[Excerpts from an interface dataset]
───

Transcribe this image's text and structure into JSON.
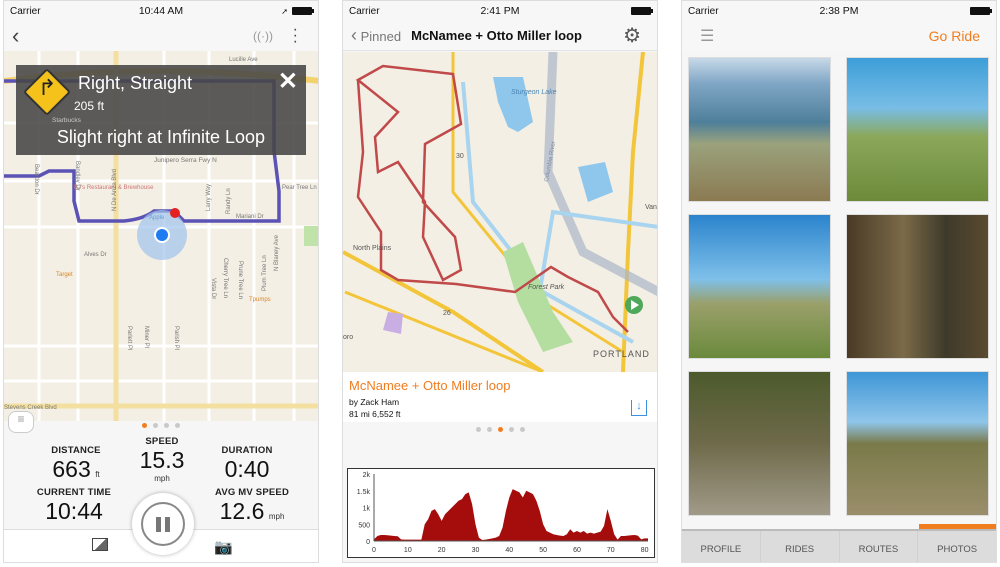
{
  "screen1": {
    "status": {
      "carrier": "Carrier",
      "time": "10:44 AM"
    },
    "turn": {
      "title": "Right, Straight",
      "distance": "205 ft",
      "instruction": "Slight right at Infinite Loop"
    },
    "map_labels": [
      "Lucille Ave",
      "Beardon Dr",
      "BJ's Restaurant & Brewhouse",
      "Apple",
      "Larry Way",
      "Randy Ln",
      "N De Anza Blvd",
      "Bandley Dr",
      "Mariani Dr",
      "Cherry Tree Ln",
      "Prune Tree Ln",
      "Plum Tree Ln",
      "Vista Dr",
      "Pear Tree Ln",
      "Parlett Pl",
      "Miner Pl",
      "Parish Pl",
      "Alves Dr",
      "Target",
      "N Blaney Ave",
      "Tpumps",
      "Stevens Creek Blvd",
      "Starbucks",
      "Junipero Serra Fwy N"
    ],
    "stats": {
      "distance": {
        "label": "DISTANCE",
        "value": "663",
        "unit": "ft"
      },
      "speed": {
        "label": "SPEED",
        "value": "15.3",
        "unit": "mph"
      },
      "duration": {
        "label": "DURATION",
        "value": "0:40"
      },
      "current_time": {
        "label": "CURRENT TIME",
        "value": "10:44"
      },
      "avg_speed": {
        "label": "AVG MV SPEED",
        "value": "12.6",
        "unit": "mph"
      }
    },
    "page_index": 0,
    "page_count": 4,
    "icons": [
      "back-icon",
      "antenna-icon",
      "more-icon",
      "close-icon",
      "menu-icon",
      "pause-icon",
      "photo-icon",
      "camera-icon"
    ]
  },
  "screen2": {
    "status": {
      "carrier": "Carrier",
      "time": "2:41 PM"
    },
    "nav": {
      "back_label": "Pinned",
      "title": "McNamee + Otto Miller loop"
    },
    "map_labels": [
      "Sturgeon Lake",
      "Columbia River",
      "30",
      "Van",
      "North Plains",
      "Forest Park",
      "26",
      "oro",
      "PORTLAND"
    ],
    "route": {
      "title": "McNamee + Otto Miller loop",
      "author": "by Zack Ham",
      "stats": "81 mi 6,552 ft"
    },
    "page_index": 2,
    "page_count": 5,
    "accent": "#f07d1f",
    "chart_data": {
      "type": "area",
      "x": [
        0,
        1,
        2,
        3,
        4,
        5,
        6,
        7,
        8,
        9,
        10,
        11,
        12,
        13,
        14,
        15,
        16,
        17,
        18,
        19,
        20,
        21,
        22,
        23,
        24,
        25,
        26,
        27,
        28,
        29,
        30,
        31,
        32,
        33,
        34,
        35,
        36,
        37,
        38,
        39,
        40,
        41,
        42,
        43,
        44,
        45,
        46,
        47,
        48,
        49,
        50,
        51,
        52,
        53,
        54,
        55,
        56,
        57,
        58,
        59,
        60,
        61,
        62,
        63,
        64,
        65,
        66,
        67,
        68,
        69,
        70,
        71,
        72,
        73,
        74,
        75,
        76,
        77,
        78,
        79,
        80,
        81
      ],
      "series": [
        {
          "values": [
            50,
            150,
            180,
            180,
            170,
            160,
            150,
            140,
            50,
            40,
            40,
            40,
            40,
            40,
            40,
            500,
            650,
            900,
            950,
            800,
            600,
            800,
            900,
            1000,
            1100,
            1200,
            1250,
            1400,
            1450,
            1100,
            500,
            100,
            30,
            40,
            60,
            80,
            100,
            150,
            400,
            900,
            1300,
            1550,
            1500,
            1450,
            1300,
            1500,
            1450,
            1400,
            1200,
            900,
            500,
            300,
            250,
            200,
            180,
            160,
            150,
            200,
            350,
            250,
            300,
            250,
            300,
            220,
            250,
            220,
            250,
            280,
            450,
            950,
            600,
            200,
            40,
            150,
            150,
            160,
            170,
            180,
            160,
            50,
            80,
            80
          ]
        }
      ],
      "xticks": [
        "0",
        "10",
        "20",
        "30",
        "40",
        "50",
        "60",
        "70",
        "80"
      ],
      "yticks": [
        "0",
        "500",
        "1k",
        "1.5k",
        "2k"
      ],
      "xlim": [
        0,
        81
      ],
      "ylim": [
        0,
        2000
      ],
      "color": "#a50d0d"
    }
  },
  "screen3": {
    "status": {
      "carrier": "Carrier",
      "time": "2:38 PM"
    },
    "nav": {
      "action": "Go Ride"
    },
    "tabs": [
      "PROFILE",
      "RIDES",
      "ROUTES",
      "PHOTOS"
    ],
    "active_tab": 3
  }
}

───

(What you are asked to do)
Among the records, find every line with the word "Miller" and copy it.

(Answer to this exercise)
      "title": "McNamee + Otto Miller loop"
      "title": "McNamee + Otto Miller loop",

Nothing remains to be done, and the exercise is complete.